Other lessons might not exactly arrive as newsflashes for most of our readers:

 

  • The quality of experts can be outcome-determinative.  The moneys paid had no impact on us, but the credentials, consistency, confidence, and reliance on authority all did.  It also helped for the expert to be local.
  • Sympathy played no role.  Maybe we were a hardhearted bunch, but our genuine respect for the plaintiff and her decedent played no role in rendering a verdict.  We all expressed sorrow afterwards, but that was it.
  • Use graphics judiciously.  Clear examinations and clear explanations can go a long way.  Two or three good graphics on important issues (especially timelines) can register more impact than 30 numbing PowerPoint slides.
  • There was very little snarkiness or overreaching in the case, which is all to the good, because the jury did not like even a hint of either.
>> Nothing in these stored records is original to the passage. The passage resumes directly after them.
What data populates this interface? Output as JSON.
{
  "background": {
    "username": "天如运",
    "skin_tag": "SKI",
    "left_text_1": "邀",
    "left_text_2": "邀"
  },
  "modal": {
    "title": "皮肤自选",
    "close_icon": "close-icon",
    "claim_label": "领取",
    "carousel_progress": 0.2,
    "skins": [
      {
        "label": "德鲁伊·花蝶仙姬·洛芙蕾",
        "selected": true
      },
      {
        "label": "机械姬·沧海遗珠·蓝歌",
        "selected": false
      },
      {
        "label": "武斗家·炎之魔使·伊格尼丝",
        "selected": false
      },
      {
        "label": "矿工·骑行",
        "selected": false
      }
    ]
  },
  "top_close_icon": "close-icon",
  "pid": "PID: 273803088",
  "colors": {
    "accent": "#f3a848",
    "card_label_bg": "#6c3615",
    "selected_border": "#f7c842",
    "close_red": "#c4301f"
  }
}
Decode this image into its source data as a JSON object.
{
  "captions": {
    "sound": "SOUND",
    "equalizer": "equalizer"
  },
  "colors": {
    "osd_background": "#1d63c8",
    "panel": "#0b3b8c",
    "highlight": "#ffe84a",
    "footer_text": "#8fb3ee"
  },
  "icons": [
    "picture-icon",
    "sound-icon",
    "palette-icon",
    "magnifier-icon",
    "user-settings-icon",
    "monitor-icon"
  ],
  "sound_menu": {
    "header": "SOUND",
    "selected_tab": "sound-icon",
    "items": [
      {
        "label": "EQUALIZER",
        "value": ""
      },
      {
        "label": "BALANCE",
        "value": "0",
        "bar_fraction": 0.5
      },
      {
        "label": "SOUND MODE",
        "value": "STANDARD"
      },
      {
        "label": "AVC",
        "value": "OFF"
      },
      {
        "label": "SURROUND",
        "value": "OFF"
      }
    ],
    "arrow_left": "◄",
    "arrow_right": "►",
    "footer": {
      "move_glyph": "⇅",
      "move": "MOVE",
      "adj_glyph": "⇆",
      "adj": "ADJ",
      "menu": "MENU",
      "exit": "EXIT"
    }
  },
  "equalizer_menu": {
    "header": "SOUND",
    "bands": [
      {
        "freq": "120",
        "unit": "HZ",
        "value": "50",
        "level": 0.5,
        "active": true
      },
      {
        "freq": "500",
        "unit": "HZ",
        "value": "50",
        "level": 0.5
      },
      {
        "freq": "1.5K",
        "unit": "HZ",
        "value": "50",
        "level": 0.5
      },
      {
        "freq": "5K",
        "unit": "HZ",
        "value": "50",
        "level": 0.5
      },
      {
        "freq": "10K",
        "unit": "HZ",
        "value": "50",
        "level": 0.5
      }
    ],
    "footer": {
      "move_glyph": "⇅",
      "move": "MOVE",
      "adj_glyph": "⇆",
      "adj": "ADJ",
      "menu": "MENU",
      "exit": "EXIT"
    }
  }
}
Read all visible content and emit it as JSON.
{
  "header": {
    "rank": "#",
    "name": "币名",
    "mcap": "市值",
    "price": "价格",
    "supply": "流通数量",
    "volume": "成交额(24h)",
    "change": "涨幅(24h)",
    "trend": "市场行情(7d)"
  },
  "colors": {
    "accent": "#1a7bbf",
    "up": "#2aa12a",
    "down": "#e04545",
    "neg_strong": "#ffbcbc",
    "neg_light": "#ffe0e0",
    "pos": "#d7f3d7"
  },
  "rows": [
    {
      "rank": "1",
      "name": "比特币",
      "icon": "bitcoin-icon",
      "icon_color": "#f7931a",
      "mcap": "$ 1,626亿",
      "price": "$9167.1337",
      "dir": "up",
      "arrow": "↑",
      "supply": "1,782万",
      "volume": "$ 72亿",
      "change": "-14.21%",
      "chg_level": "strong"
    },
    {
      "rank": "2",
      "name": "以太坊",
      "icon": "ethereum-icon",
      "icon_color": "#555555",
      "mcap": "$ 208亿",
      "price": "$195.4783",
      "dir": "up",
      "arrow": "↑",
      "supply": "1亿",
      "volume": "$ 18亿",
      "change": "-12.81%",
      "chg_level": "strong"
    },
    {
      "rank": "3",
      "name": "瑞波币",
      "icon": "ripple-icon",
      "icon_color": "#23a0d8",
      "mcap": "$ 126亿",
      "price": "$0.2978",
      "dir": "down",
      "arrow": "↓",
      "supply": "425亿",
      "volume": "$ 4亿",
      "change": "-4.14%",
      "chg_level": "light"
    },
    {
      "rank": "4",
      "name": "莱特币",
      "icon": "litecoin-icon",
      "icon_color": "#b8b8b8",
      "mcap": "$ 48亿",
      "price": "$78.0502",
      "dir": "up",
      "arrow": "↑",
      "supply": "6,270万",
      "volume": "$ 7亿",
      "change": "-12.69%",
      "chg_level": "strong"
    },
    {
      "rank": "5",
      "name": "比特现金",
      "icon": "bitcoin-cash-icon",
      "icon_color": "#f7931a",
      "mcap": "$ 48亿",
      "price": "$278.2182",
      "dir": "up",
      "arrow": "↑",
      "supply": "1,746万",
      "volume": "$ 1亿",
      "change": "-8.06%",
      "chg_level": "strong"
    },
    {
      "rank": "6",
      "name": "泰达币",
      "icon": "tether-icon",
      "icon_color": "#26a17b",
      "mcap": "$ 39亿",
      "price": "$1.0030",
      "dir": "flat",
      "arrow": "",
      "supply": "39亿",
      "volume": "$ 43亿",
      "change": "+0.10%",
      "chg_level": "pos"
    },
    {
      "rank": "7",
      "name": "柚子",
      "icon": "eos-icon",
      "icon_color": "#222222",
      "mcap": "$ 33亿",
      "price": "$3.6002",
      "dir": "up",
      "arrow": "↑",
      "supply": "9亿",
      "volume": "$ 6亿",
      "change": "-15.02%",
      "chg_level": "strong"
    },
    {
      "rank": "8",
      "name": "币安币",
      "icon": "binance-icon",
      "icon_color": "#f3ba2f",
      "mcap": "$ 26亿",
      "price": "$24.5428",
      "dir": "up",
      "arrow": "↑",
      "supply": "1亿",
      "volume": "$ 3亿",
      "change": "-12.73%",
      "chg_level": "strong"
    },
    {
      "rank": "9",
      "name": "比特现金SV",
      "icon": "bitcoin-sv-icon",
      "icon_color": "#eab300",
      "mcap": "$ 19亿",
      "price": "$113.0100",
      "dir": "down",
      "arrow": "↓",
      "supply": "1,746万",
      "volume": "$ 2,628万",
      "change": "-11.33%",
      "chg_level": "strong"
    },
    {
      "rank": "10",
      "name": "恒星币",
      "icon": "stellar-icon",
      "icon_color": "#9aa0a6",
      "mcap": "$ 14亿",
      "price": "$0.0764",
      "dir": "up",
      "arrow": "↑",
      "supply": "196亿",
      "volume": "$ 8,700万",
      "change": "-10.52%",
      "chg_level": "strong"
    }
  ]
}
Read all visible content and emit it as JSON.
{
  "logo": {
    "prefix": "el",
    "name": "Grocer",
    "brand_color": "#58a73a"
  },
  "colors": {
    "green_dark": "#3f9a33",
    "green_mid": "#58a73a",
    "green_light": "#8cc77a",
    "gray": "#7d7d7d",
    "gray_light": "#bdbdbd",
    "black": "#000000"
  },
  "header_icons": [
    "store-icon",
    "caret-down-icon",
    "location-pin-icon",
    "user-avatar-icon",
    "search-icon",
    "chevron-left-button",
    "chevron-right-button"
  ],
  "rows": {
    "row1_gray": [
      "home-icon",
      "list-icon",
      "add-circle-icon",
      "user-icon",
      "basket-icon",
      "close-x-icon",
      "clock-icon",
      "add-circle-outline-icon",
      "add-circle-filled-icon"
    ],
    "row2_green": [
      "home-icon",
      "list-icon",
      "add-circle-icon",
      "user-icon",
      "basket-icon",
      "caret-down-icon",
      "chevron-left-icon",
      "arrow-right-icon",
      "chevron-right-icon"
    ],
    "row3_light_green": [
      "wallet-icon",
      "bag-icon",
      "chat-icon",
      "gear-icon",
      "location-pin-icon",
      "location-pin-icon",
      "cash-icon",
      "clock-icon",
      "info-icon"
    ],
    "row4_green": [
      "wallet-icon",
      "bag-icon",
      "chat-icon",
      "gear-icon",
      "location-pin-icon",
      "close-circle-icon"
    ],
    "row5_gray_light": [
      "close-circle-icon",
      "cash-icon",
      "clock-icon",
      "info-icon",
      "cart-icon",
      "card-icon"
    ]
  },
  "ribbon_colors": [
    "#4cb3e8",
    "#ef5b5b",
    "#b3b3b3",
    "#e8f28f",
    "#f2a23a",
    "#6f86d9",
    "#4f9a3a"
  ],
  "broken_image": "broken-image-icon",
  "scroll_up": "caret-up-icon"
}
  • The most important lesson is that jurors really try to do the right thing.  Permit us a moment of civic boosterism.  We already were coming around to the notion that Chester County, with its covered bridges, sad Wyeth landscapes, trout-filled streams, glorious Revolutionary War history, proximity to Philly, preeminent public schools, and low crime, was just about the perfect place to live.  It also might be the perfect place to try a case.